App and web page records

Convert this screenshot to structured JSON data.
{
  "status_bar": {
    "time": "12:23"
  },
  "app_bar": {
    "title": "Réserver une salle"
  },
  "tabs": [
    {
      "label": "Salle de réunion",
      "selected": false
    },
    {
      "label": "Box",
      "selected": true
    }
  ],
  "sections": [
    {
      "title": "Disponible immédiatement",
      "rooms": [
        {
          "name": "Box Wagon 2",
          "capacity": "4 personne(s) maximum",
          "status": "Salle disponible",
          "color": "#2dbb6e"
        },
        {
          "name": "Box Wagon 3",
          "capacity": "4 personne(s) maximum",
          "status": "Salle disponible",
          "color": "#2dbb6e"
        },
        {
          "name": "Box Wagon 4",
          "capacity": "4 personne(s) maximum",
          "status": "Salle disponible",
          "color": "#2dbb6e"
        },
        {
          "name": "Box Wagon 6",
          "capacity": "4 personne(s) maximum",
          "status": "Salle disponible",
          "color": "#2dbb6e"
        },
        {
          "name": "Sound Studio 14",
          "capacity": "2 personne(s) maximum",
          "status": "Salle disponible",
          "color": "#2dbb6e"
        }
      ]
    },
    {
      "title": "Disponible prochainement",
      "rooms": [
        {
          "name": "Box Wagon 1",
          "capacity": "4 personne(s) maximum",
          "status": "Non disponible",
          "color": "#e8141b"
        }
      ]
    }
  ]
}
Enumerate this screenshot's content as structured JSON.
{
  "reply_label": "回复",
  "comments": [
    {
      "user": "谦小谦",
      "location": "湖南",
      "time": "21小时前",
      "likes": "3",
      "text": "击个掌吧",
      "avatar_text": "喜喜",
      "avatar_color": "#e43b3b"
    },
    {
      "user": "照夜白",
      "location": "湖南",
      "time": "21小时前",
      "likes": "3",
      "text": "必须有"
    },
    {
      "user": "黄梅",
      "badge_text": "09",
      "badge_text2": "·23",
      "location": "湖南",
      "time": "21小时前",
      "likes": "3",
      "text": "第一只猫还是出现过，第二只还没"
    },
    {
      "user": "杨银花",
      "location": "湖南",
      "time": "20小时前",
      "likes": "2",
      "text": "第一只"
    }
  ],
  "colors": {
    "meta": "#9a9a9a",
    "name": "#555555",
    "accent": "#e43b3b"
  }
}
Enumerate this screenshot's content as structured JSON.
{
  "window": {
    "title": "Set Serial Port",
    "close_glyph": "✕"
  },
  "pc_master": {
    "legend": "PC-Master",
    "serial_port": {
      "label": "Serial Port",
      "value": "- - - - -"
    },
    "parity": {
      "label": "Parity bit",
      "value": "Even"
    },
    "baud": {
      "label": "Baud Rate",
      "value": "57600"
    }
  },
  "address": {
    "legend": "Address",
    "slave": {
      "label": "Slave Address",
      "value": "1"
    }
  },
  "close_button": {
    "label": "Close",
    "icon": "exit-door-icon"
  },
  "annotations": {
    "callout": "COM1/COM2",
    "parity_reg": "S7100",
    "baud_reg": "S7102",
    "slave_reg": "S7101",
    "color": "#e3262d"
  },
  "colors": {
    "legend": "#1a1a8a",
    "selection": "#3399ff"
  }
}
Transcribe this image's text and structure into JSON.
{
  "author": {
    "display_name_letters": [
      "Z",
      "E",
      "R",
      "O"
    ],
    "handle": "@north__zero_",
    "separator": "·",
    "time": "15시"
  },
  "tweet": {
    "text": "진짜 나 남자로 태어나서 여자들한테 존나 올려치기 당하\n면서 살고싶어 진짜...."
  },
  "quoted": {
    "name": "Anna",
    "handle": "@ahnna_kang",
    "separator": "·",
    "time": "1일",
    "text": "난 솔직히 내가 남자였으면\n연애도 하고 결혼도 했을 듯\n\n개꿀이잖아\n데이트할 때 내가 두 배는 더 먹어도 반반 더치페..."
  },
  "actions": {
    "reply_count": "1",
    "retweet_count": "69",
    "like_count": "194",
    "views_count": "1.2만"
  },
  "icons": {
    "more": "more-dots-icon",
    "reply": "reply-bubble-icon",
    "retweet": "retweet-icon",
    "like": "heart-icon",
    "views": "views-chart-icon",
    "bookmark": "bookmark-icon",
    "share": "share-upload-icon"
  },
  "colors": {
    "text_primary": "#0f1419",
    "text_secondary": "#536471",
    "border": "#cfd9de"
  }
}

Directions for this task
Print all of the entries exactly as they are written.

Solved problem
Convert this screenshot to structured JSON data.
{
  "status_bar": {
    "time": "12:23"
  },
  "app_bar": {
    "title": "Réserver une salle"
  },
  "tabs": [
    {
      "label": "Salle de réunion",
      "selected": false
    },
    {
      "label": "Box",
      "selected": true
    }
  ],
  "sections": [
    {
      "title": "Disponible immédiatement",
      "rooms": [
        {
          "name": "Box Wagon 2",
          "capacity": "4 personne(s) maximum",
          "status": "Salle disponible",
          "color": "#2dbb6e"
        },
        {
          "name": "Box Wagon 3",
          "capacity": "4 personne(s) maximum",
          "status": "Salle disponible",
          "color": "#2dbb6e"
        },
        {
          "name": "Box Wagon 4",
          "capacity": "4 personne(s) maximum",
          "status": "Salle disponible",
          "color": "#2dbb6e"
        },
        {
          "name": "Box Wagon 6",
          "capacity": "4 personne(s) maximum",
          "status": "Salle disponible",
          "color": "#2dbb6e"
        },
        {
          "name": "Sound Studio 14",
          "capacity": "2 personne(s) maximum",
          "status": "Salle disponible",
          "color": "#2dbb6e"
        }
      ]
    },
    {
      "title": "Disponible prochainement",
      "rooms": [
        {
          "name": "Box Wagon 1",
          "capacity": "4 personne(s) maximum",
          "status": "Non disponible",
          "color": "#e8141b"
        }
      ]
    }
  ]
}
Enumerate this screenshot's content as structured JSON.
{
  "reply_label": "回复",
  "comments": [
    {
      "user": "谦小谦",
      "location": "湖南",
      "time": "21小时前",
      "likes": "3",
      "text": "击个掌吧",
      "avatar_text": "喜喜",
      "avatar_color": "#e43b3b"
    },
    {
      "user": "照夜白",
      "location": "湖南",
      "time": "21小时前",
      "likes": "3",
      "text": "必须有"
    },
    {
      "user": "黄梅",
      "badge_text": "09",
      "badge_text2": "·23",
      "location": "湖南",
      "time": "21小时前",
      "likes": "3",
      "text": "第一只猫还是出现过，第二只还没"
    },
    {
      "user": "杨银花",
      "location": "湖南",
      "time": "20小时前",
      "likes": "2",
      "text": "第一只"
    }
  ],
  "colors": {
    "meta": "#9a9a9a",
    "name": "#555555",
    "accent": "#e43b3b"
  }
}
Enumerate this screenshot's content as structured JSON.
{
  "window": {
    "title": "Set Serial Port",
    "close_glyph": "✕"
  },
  "pc_master": {
    "legend": "PC-Master",
    "serial_port": {
      "label": "Serial Port",
      "value": "- - - - -"
    },
    "parity": {
      "label": "Parity bit",
      "value": "Even"
    },
    "baud": {
      "label": "Baud Rate",
      "value": "57600"
    }
  },
  "address": {
    "legend": "Address",
    "slave": {
      "label": "Slave Address",
      "value": "1"
    }
  },
  "close_button": {
    "label": "Close",
    "icon": "exit-door-icon"
  },
  "annotations": {
    "callout": "COM1/COM2",
    "parity_reg": "S7100",
    "baud_reg": "S7102",
    "slave_reg": "S7101",
    "color": "#e3262d"
  },
  "colors": {
    "legend": "#1a1a8a",
    "selection": "#3399ff"
  }
}
Transcribe this image's text and structure into JSON.
{
  "author": {
    "display_name_letters": [
      "Z",
      "E",
      "R",
      "O"
    ],
    "handle": "@north__zero_",
    "separator": "·",
    "time": "15시"
  },
  "tweet": {
    "text": "진짜 나 남자로 태어나서 여자들한테 존나 올려치기 당하\n면서 살고싶어 진짜...."
  },
  "quoted": {
    "name": "Anna",
    "handle": "@ahnna_kang",
    "separator": "·",
    "time": "1일",
    "text": "난 솔직히 내가 남자였으면\n연애도 하고 결혼도 했을 듯\n\n개꿀이잖아\n데이트할 때 내가 두 배는 더 먹어도 반반 더치페..."
  },
  "actions": {
    "reply_count": "1",
    "retweet_count": "69",
    "like_count": "194",
    "views_count": "1.2만"
  },
  "icons": {
    "more": "more-dots-icon",
    "reply": "reply-bubble-icon",
    "retweet": "retweet-icon",
    "like": "heart-icon",
    "views": "views-chart-icon",
    "bookmark": "bookmark-icon",
    "share": "share-upload-icon"
  },
  "colors": {
    "text_primary": "#0f1419",
    "text_secondary": "#536471",
    "border": "#cfd9de"
  }
}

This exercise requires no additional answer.